It was after he was baptized that he made the discovery of his life. To his surprise he found, underlying the programs of the Church, a solid foundation of doctrine. He had no idea of the depth and breadth and height of our theology. When once he moved from interest in the programs to a study of the gospel of Jesus Christ, he found answers which explained to his full satisfaction the deep questions that had left him unable to accept ordination as a clergyman.

One doctrine was completely new to him. Although he was a student of the Bible, he had not found it there until he read the other revelations. Then the Bible was clear to him and he understood.

The doctrine is so logical, so reasonable, and explains so many things, that it is a wonder that the Christian world rejected it. It is so essential a part of the equation of life that, left out, life just cannot add up, it remains a mystery.

The doctrine is simply this: life did not begin with mortal birth. We lived in spirit form before we entered mortality. We are spiritually the children of God.

This doctrine of premortal life was known to ancient Christians. For nearly five hundred years the doctrine was taught, but it was then rejected as a heresy by a clergy that had slipped into the Dark Ages of apostasy.

Once they rejected this doctrine, the doctrine of premortal life, and the doctrine of redemption for the dead, they could never unravel the mystery of life. They became like a man trying to assemble a strand of pearls on a string that was too short. There is no way they can put them all together.

Why is it so strange a thought that we lived as spirits before entering mortality? Christian doctrine proclaims the Resurrection, meaning that we will live after mortal death. If we live beyond death, why should it be strange that we lived before birth?

The Christian world in general accepts the idea that our condition in the Resurrection will be determined by our actions in this life. Why can they not believe that some circumstances in this life were determined by our actions before coming into mortality?

Boyd K. Packer, “The Mystery of Life,” Ensign, Nov 1983, 16


ang said...

Thank you so much for posting this information! I look forward to studying it this week. I also wanted to add that there is a wonderful lesson about the Plan of Salvation in the "Teachings of the Presidents of the Church" -- Joseph Smith. I learned so much from reading it that I am excited to continue the topic with your "homework" assignment!

Diane said...

Thank You! I'm excited for the challenge. I think we will add it to our FHE this week. It will be good for the whole family.

dr di said...

Thanks for the idea. I love the TPC Joseph Smith lesson too. I'll add a link in the blog.

Brad N said...

Sister Robison,
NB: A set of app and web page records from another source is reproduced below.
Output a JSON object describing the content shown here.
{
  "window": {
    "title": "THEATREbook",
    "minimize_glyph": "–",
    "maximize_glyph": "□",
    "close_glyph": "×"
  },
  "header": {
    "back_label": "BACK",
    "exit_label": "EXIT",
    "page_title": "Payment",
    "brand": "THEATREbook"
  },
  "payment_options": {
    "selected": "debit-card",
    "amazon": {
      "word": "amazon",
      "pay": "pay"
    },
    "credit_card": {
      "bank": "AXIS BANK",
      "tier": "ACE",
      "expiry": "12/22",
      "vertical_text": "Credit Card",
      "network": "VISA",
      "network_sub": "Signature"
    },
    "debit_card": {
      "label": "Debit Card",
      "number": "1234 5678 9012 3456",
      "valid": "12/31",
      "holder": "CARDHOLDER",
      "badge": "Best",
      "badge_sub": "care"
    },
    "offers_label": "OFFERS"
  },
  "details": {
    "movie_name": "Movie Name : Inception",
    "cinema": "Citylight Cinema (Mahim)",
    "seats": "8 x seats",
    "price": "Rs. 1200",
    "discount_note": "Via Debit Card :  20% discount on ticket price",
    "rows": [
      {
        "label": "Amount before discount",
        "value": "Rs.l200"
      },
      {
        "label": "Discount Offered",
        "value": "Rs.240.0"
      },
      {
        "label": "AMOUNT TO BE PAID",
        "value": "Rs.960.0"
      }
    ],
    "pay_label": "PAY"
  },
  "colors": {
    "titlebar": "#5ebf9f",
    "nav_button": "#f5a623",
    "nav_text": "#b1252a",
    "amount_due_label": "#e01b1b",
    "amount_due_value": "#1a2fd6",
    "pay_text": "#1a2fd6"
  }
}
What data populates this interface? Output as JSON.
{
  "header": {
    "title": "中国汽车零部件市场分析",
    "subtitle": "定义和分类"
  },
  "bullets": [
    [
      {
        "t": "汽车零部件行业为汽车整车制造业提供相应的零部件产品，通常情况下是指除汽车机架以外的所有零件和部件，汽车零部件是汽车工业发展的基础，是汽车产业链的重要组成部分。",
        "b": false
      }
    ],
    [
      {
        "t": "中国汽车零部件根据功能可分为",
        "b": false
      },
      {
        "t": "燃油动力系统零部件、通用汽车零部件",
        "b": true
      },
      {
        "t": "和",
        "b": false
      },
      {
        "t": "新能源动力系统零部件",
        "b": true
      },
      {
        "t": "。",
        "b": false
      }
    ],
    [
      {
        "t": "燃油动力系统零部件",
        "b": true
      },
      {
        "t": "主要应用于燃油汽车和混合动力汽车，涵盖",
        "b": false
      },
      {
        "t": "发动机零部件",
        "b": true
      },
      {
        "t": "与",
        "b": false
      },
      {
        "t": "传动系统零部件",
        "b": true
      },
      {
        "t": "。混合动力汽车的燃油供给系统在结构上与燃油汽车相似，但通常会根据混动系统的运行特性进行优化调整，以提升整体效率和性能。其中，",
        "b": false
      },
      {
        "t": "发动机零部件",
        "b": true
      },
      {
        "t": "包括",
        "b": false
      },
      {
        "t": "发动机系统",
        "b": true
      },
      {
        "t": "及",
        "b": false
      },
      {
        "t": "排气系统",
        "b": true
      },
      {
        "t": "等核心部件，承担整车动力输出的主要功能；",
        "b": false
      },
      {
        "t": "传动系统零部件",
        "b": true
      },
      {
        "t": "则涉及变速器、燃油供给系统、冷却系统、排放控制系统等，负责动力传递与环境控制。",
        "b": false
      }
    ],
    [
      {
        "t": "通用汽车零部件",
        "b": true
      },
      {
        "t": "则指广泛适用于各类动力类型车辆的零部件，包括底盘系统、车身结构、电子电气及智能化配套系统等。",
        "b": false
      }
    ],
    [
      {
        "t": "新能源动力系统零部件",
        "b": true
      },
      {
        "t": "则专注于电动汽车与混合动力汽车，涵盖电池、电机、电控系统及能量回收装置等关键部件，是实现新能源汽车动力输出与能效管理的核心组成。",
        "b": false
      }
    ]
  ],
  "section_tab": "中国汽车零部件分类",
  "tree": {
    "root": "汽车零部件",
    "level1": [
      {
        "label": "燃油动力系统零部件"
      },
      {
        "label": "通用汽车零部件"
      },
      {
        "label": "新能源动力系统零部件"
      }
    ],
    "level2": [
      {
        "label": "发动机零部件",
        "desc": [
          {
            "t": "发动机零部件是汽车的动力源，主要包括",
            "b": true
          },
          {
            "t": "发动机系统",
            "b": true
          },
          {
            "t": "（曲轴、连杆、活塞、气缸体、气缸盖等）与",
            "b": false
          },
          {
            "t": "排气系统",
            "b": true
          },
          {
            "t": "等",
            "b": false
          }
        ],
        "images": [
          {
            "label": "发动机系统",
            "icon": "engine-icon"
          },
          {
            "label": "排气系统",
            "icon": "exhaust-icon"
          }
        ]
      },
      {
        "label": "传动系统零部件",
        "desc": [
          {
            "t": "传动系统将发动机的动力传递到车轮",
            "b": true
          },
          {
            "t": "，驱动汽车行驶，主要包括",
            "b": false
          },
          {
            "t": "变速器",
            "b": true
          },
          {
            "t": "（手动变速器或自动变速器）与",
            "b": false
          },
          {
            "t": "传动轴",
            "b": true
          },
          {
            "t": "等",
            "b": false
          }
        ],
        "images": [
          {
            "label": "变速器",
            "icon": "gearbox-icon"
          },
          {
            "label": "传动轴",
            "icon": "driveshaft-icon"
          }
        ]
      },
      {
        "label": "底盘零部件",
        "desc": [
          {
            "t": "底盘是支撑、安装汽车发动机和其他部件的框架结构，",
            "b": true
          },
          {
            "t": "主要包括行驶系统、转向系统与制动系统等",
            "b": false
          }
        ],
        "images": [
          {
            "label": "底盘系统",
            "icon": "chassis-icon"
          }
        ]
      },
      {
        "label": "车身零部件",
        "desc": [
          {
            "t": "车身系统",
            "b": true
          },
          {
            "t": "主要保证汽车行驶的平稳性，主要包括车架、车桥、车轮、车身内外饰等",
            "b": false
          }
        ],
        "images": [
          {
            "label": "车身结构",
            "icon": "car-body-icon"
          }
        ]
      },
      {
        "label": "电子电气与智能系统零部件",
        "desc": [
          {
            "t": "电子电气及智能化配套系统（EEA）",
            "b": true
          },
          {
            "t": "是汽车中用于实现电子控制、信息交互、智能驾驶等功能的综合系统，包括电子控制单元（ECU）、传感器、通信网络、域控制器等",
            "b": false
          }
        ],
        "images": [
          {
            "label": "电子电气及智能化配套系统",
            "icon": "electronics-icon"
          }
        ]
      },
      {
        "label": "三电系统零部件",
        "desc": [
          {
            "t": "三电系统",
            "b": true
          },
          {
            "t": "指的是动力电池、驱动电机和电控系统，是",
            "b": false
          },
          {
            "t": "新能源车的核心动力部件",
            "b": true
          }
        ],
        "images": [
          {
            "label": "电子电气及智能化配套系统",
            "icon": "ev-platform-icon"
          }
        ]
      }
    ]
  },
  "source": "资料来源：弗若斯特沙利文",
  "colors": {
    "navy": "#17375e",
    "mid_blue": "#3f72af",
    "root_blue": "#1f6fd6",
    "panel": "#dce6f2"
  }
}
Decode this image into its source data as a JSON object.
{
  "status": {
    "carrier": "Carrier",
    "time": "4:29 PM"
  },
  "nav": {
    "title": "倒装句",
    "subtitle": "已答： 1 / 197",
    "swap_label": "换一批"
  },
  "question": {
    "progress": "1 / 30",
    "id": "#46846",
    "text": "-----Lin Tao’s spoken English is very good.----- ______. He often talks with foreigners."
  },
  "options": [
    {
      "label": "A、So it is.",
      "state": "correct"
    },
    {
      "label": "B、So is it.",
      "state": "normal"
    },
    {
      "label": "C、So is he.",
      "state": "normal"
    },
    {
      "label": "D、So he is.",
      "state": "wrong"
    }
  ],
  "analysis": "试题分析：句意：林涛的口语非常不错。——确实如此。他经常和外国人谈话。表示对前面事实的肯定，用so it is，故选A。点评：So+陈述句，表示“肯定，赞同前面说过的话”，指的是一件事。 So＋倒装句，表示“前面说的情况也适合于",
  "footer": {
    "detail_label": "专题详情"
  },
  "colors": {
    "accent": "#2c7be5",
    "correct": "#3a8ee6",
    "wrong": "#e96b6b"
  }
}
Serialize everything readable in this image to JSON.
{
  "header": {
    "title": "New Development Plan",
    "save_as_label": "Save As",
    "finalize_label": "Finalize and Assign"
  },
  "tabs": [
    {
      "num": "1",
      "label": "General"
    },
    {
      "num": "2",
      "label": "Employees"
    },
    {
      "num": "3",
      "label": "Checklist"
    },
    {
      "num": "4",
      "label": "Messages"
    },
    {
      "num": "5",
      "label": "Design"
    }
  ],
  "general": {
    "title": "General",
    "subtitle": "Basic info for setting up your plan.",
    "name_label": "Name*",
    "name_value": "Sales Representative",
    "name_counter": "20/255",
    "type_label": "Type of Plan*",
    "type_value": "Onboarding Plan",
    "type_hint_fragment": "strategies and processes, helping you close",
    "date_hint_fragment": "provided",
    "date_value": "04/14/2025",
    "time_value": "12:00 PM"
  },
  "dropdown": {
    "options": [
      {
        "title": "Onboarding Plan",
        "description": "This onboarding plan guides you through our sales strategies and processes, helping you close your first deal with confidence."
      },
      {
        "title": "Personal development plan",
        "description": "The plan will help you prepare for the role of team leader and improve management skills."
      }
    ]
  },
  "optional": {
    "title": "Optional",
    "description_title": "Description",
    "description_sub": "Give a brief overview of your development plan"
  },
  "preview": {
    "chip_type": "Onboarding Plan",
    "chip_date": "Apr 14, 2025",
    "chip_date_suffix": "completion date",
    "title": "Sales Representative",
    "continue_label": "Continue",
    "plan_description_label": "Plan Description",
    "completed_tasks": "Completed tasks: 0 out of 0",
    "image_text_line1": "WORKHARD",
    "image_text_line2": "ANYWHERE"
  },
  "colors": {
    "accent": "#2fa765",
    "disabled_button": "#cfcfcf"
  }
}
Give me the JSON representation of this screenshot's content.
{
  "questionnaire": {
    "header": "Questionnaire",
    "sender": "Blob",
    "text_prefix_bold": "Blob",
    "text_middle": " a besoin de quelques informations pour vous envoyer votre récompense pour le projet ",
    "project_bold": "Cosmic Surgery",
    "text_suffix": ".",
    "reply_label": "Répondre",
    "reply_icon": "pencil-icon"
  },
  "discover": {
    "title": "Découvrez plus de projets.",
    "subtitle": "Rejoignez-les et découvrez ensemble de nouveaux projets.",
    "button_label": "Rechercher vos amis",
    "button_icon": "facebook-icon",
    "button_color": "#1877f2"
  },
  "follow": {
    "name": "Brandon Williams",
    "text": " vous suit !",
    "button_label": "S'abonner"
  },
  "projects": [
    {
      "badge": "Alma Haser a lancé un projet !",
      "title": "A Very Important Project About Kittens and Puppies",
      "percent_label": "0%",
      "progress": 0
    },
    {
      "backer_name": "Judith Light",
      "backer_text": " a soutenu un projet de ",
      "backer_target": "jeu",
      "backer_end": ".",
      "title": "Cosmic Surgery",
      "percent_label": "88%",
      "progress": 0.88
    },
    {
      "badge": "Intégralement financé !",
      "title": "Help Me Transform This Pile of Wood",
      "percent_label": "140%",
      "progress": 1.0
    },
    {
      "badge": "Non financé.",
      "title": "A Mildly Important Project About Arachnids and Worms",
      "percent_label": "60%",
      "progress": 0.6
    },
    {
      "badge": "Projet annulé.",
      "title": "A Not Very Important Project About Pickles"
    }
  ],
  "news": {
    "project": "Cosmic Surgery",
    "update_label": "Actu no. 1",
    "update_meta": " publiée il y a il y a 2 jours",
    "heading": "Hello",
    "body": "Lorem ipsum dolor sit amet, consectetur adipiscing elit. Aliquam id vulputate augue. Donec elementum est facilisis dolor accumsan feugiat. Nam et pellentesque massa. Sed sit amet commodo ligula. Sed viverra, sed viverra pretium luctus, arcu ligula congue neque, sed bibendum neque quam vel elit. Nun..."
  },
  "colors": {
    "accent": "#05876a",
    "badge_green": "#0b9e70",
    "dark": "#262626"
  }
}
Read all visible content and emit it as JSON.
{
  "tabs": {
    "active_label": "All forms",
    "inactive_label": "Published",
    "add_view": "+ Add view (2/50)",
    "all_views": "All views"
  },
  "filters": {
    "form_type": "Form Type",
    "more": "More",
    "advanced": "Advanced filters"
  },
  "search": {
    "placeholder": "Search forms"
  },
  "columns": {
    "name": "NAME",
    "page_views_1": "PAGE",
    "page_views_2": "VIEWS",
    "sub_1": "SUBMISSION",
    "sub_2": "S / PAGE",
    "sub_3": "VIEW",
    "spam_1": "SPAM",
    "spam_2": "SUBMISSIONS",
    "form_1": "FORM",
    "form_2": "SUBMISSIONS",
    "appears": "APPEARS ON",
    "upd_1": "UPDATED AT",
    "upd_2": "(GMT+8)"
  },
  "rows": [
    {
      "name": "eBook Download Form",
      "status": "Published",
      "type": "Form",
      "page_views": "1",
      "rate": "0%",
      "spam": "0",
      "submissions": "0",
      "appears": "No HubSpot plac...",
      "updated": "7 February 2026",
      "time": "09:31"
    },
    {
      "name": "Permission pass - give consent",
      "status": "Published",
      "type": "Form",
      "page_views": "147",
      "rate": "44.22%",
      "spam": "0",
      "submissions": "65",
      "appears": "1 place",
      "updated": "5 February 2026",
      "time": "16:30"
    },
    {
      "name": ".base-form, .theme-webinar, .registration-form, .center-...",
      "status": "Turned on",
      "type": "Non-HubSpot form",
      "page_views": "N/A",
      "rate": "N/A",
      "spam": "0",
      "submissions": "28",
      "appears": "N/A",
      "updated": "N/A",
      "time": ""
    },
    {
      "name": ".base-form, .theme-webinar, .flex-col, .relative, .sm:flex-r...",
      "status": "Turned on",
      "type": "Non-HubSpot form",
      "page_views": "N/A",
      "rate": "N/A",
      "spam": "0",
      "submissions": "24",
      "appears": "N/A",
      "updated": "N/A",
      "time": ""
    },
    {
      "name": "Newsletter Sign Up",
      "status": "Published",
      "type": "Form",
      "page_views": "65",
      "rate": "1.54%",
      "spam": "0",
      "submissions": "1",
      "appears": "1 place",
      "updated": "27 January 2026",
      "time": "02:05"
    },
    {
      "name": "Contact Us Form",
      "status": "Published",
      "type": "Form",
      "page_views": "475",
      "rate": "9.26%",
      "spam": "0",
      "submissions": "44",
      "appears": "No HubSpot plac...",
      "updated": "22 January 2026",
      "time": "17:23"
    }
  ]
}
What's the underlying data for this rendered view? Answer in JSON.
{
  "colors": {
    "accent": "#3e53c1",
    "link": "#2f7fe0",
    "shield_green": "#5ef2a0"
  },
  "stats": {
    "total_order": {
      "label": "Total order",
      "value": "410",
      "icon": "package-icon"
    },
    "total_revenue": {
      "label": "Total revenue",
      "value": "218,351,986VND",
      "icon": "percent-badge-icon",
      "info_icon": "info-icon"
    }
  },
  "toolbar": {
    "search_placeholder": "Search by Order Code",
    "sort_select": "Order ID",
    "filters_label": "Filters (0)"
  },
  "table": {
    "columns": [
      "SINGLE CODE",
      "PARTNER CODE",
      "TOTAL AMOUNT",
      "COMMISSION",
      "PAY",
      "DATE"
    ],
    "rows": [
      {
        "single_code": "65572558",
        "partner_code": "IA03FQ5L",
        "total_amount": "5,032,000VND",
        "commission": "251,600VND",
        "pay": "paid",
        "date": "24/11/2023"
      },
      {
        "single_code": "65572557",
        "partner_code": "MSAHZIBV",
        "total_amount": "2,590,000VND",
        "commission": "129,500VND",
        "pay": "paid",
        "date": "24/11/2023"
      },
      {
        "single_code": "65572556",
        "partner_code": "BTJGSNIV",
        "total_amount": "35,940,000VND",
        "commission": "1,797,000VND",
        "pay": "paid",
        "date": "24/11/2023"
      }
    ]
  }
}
We so appreciate this blog. Our son has yet to arrive in your mission (Oct 15 transfer), but through your blog and the Spirit we feel more and more each day that his call is inspired. We send him snippets of your blog, and he is so excited to arrive in the West Indies. Today we sent him the homework assignment for next zone conference. Thank you.